#### Task objective:
The expected answer is a bare count of the lines in the data below that contain "bilance".

#### Excerpts from a dataset:
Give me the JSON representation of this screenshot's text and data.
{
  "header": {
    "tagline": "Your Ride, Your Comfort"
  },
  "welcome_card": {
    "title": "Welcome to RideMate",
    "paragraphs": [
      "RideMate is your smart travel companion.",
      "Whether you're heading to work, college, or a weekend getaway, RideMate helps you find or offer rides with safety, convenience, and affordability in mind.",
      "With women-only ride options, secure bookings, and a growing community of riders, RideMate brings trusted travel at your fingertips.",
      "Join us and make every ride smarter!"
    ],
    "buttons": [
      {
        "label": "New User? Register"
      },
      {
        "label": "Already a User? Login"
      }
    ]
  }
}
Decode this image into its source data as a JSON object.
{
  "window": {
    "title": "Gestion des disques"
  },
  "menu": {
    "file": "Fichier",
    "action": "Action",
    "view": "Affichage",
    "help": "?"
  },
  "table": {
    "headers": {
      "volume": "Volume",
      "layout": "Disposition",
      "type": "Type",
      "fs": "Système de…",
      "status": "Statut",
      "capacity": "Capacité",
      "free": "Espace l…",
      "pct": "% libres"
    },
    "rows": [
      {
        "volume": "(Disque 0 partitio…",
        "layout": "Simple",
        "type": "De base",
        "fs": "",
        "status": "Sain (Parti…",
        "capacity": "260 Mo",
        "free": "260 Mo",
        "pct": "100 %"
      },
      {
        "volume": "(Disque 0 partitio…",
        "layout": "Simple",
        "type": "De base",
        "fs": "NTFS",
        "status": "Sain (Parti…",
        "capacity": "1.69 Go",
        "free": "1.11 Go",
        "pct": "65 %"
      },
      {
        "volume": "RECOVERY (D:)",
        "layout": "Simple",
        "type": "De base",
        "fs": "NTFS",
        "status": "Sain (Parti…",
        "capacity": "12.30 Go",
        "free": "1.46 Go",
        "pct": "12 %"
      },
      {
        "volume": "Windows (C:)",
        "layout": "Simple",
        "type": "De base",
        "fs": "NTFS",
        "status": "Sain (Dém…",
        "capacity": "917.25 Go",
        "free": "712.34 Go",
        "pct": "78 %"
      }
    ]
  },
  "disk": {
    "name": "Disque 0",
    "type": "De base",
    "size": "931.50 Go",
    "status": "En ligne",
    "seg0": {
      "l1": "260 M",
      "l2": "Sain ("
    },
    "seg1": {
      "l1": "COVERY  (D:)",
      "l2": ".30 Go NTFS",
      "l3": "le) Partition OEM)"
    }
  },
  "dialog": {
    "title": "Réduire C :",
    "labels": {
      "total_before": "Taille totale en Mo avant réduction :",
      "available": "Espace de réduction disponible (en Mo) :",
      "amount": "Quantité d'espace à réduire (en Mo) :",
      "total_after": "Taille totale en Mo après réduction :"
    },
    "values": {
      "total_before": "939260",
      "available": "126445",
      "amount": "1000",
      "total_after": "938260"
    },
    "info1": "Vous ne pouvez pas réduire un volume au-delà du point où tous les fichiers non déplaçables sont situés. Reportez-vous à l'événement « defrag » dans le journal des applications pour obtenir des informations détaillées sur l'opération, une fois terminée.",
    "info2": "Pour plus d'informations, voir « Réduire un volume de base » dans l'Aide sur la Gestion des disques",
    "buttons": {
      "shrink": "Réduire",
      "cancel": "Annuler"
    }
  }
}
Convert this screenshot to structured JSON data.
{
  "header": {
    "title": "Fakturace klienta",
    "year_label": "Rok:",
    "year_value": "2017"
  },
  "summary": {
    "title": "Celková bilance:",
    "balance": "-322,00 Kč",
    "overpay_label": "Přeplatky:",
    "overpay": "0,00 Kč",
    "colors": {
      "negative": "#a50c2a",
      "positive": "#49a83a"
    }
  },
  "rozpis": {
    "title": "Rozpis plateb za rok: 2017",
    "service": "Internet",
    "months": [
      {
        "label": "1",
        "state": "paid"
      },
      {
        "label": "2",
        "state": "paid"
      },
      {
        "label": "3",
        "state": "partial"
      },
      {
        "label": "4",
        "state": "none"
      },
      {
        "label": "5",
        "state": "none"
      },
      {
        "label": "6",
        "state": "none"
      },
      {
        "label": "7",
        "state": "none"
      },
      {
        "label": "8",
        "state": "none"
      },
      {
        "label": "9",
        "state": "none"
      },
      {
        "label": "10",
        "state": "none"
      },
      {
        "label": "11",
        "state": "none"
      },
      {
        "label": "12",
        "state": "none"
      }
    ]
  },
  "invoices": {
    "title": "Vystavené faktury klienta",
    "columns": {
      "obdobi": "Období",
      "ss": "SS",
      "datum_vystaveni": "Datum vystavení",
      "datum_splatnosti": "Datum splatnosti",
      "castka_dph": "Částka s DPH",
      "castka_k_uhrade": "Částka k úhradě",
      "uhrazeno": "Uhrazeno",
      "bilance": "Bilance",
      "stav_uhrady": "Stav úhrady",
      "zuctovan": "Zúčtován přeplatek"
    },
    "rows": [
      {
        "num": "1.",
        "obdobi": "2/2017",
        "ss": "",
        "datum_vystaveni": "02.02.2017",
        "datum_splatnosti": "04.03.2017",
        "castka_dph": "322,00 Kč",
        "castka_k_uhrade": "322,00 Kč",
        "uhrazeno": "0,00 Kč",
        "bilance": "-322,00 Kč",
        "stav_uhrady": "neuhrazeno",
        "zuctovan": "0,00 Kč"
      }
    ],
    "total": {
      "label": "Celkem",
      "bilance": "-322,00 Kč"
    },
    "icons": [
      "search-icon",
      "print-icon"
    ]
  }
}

#### Exercise output:
4